◆ WHAT TO DO
Each record must come back unchanged in your answer, stripped of its images.

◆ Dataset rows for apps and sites

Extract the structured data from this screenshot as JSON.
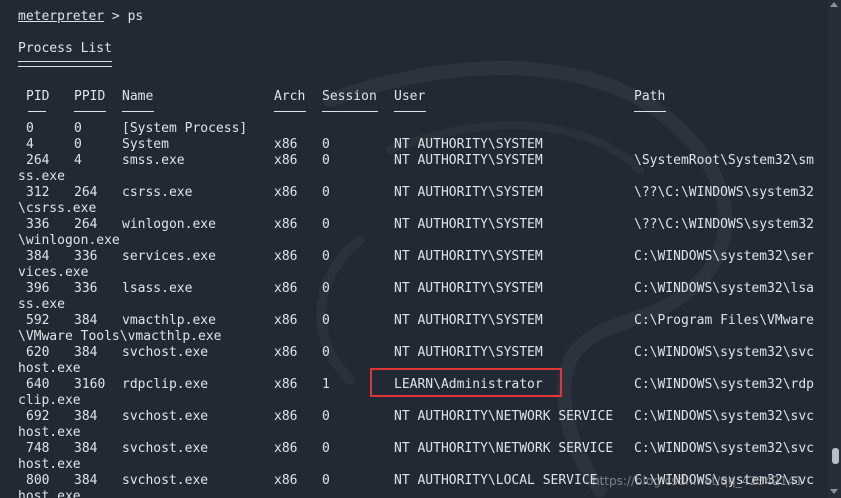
{
  "terminal": {
    "prompt": "meterpreter",
    "command": " > ps",
    "heading": "Process List"
  },
  "columns": {
    "pid": "PID",
    "ppid": "PPID",
    "name": "Name",
    "arch": "Arch",
    "session": "Session",
    "user": "User",
    "path": "Path"
  },
  "rows": [
    {
      "pid": "0",
      "ppid": "0",
      "name": "[System Process]",
      "arch": "",
      "session": "",
      "user": "",
      "path": "",
      "wrap": ""
    },
    {
      "pid": "4",
      "ppid": "0",
      "name": "System",
      "arch": "x86",
      "session": "0",
      "user": "NT AUTHORITY\\SYSTEM",
      "path": "",
      "wrap": ""
    },
    {
      "pid": "264",
      "ppid": "4",
      "name": "smss.exe",
      "arch": "x86",
      "session": "0",
      "user": "NT AUTHORITY\\SYSTEM",
      "path": "\\SystemRoot\\System32\\sm",
      "wrap": "ss.exe"
    },
    {
      "pid": "312",
      "ppid": "264",
      "name": "csrss.exe",
      "arch": "x86",
      "session": "0",
      "user": "NT AUTHORITY\\SYSTEM",
      "path": "\\??\\C:\\WINDOWS\\system32",
      "wrap": "\\csrss.exe"
    },
    {
      "pid": "336",
      "ppid": "264",
      "name": "winlogon.exe",
      "arch": "x86",
      "session": "0",
      "user": "NT AUTHORITY\\SYSTEM",
      "path": "\\??\\C:\\WINDOWS\\system32",
      "wrap": "\\winlogon.exe"
    },
    {
      "pid": "384",
      "ppid": "336",
      "name": "services.exe",
      "arch": "x86",
      "session": "0",
      "user": "NT AUTHORITY\\SYSTEM",
      "path": "C:\\WINDOWS\\system32\\ser",
      "wrap": "vices.exe"
    },
    {
      "pid": "396",
      "ppid": "336",
      "name": "lsass.exe",
      "arch": "x86",
      "session": "0",
      "user": "NT AUTHORITY\\SYSTEM",
      "path": "C:\\WINDOWS\\system32\\lsa",
      "wrap": "ss.exe"
    },
    {
      "pid": "592",
      "ppid": "384",
      "name": "vmacthlp.exe",
      "arch": "x86",
      "session": "0",
      "user": "NT AUTHORITY\\SYSTEM",
      "path": "C:\\Program Files\\VMware",
      "wrap": "\\VMware Tools\\vmacthlp.exe"
    },
    {
      "pid": "620",
      "ppid": "384",
      "name": "svchost.exe",
      "arch": "x86",
      "session": "0",
      "user": "NT AUTHORITY\\SYSTEM",
      "path": "C:\\WINDOWS\\system32\\svc",
      "wrap": "host.exe"
    },
    {
      "pid": "640",
      "ppid": "3160",
      "name": "rdpclip.exe",
      "arch": "x86",
      "session": "1",
      "user": "LEARN\\Administrator",
      "path": "C:\\WINDOWS\\system32\\rdp",
      "wrap": "clip.exe"
    },
    {
      "pid": "692",
      "ppid": "384",
      "name": "svchost.exe",
      "arch": "x86",
      "session": "0",
      "user": "NT AUTHORITY\\NETWORK SERVICE",
      "path": "C:\\WINDOWS\\system32\\svc",
      "wrap": "host.exe"
    },
    {
      "pid": "748",
      "ppid": "384",
      "name": "svchost.exe",
      "arch": "x86",
      "session": "0",
      "user": "NT AUTHORITY\\NETWORK SERVICE",
      "path": "C:\\WINDOWS\\system32\\svc",
      "wrap": "host.exe"
    },
    {
      "pid": "800",
      "ppid": "384",
      "name": "svchost.exe",
      "arch": "x86",
      "session": "0",
      "user": "NT AUTHORITY\\LOCAL SERVICE",
      "path": "C:\\WINDOWS\\system32\\svc",
      "wrap": "host.exe"
    }
  ],
  "watermark": "https://blog.csdn.net/qq_42342141",
  "colors": {
    "background": "#222934",
    "text": "#dfe3e8",
    "highlight": "#e0363a"
  }
}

◆ SOLUTION TO THE EXERCISE
Extract the structured data from this screenshot as JSON.
{
  "terminal": {
    "prompt": "meterpreter",
    "command": " > ps",
    "heading": "Process List"
  },
  "columns": {
    "pid": "PID",
    "ppid": "PPID",
    "name": "Name",
    "arch": "Arch",
    "session": "Session",
    "user": "User",
    "path": "Path"
  },
  "rows": [
    {
      "pid": "0",
      "ppid": "0",
      "name": "[System Process]",
      "arch": "",
      "session": "",
      "user": "",
      "path": "",
      "wrap": ""
    },
    {
      "pid": "4",
      "ppid": "0",
      "name": "System",
      "arch": "x86",
      "session": "0",
      "user": "NT AUTHORITY\\SYSTEM",
      "path": "",
      "wrap": ""
    },
    {
      "pid": "264",
      "ppid": "4",
      "name": "smss.exe",
      "arch": "x86",
      "session": "0",
      "user": "NT AUTHORITY\\SYSTEM",
      "path": "\\SystemRoot\\System32\\sm",
      "wrap": "ss.exe"
    },
    {
      "pid": "312",
      "ppid": "264",
      "name": "csrss.exe",
      "arch": "x86",
      "session": "0",
      "user": "NT AUTHORITY\\SYSTEM",
      "path": "\\??\\C:\\WINDOWS\\system32",
      "wrap": "\\csrss.exe"
    },
    {
      "pid": "336",
      "ppid": "264",
      "name": "winlogon.exe",
      "arch": "x86",
      "session": "0",
      "user": "NT AUTHORITY\\SYSTEM",
      "path": "\\??\\C:\\WINDOWS\\system32",
      "wrap": "\\winlogon.exe"
    },
    {
      "pid": "384",
      "ppid": "336",
      "name": "services.exe",
      "arch": "x86",
      "session": "0",
      "user": "NT AUTHORITY\\SYSTEM",
      "path": "C:\\WINDOWS\\system32\\ser",
      "wrap": "vices.exe"
    },
    {
      "pid": "396",
      "ppid": "336",
      "name": "lsass.exe",
      "arch": "x86",
      "session": "0",
      "user": "NT AUTHORITY\\SYSTEM",
      "path": "C:\\WINDOWS\\system32\\lsa",
      "wrap": "ss.exe"
    },
    {
      "pid": "592",
      "ppid": "384",
      "name": "vmacthlp.exe",
      "arch": "x86",
      "session": "0",
      "user": "NT AUTHORITY\\SYSTEM",
      "path": "C:\\Program Files\\VMware",
      "wrap": "\\VMware Tools\\vmacthlp.exe"
    },
    {
      "pid": "620",
      "ppid": "384",
      "name": "svchost.exe",
      "arch": "x86",
      "session": "0",
      "user": "NT AUTHORITY\\SYSTEM",
      "path": "C:\\WINDOWS\\system32\\svc",
      "wrap": "host.exe"
    },
    {
      "pid": "640",
      "ppid": "3160",
      "name": "rdpclip.exe",
      "arch": "x86",
      "session": "1",
      "user": "LEARN\\Administrator",
      "path": "C:\\WINDOWS\\system32\\rdp",
      "wrap": "clip.exe"
    },
    {
      "pid": "692",
      "ppid": "384",
      "name": "svchost.exe",
      "arch": "x86",
      "session": "0",
      "user": "NT AUTHORITY\\NETWORK SERVICE",
      "path": "C:\\WINDOWS\\system32\\svc",
      "wrap": "host.exe"
    },
    {
      "pid": "748",
      "ppid": "384",
      "name": "svchost.exe",
      "arch": "x86",
      "session": "0",
      "user": "NT AUTHORITY\\NETWORK SERVICE",
      "path": "C:\\WINDOWS\\system32\\svc",
      "wrap": "host.exe"
    },
    {
      "pid": "800",
      "ppid": "384",
      "name": "svchost.exe",
      "arch": "x86",
      "session": "0",
      "user": "NT AUTHORITY\\LOCAL SERVICE",
      "path": "C:\\WINDOWS\\system32\\svc",
      "wrap": "host.exe"
    }
  ],
  "watermark": "https://blog.csdn.net/qq_42342141",
  "colors": {
    "background": "#222934",
    "text": "#dfe3e8",
    "highlight": "#e0363a"
  }
}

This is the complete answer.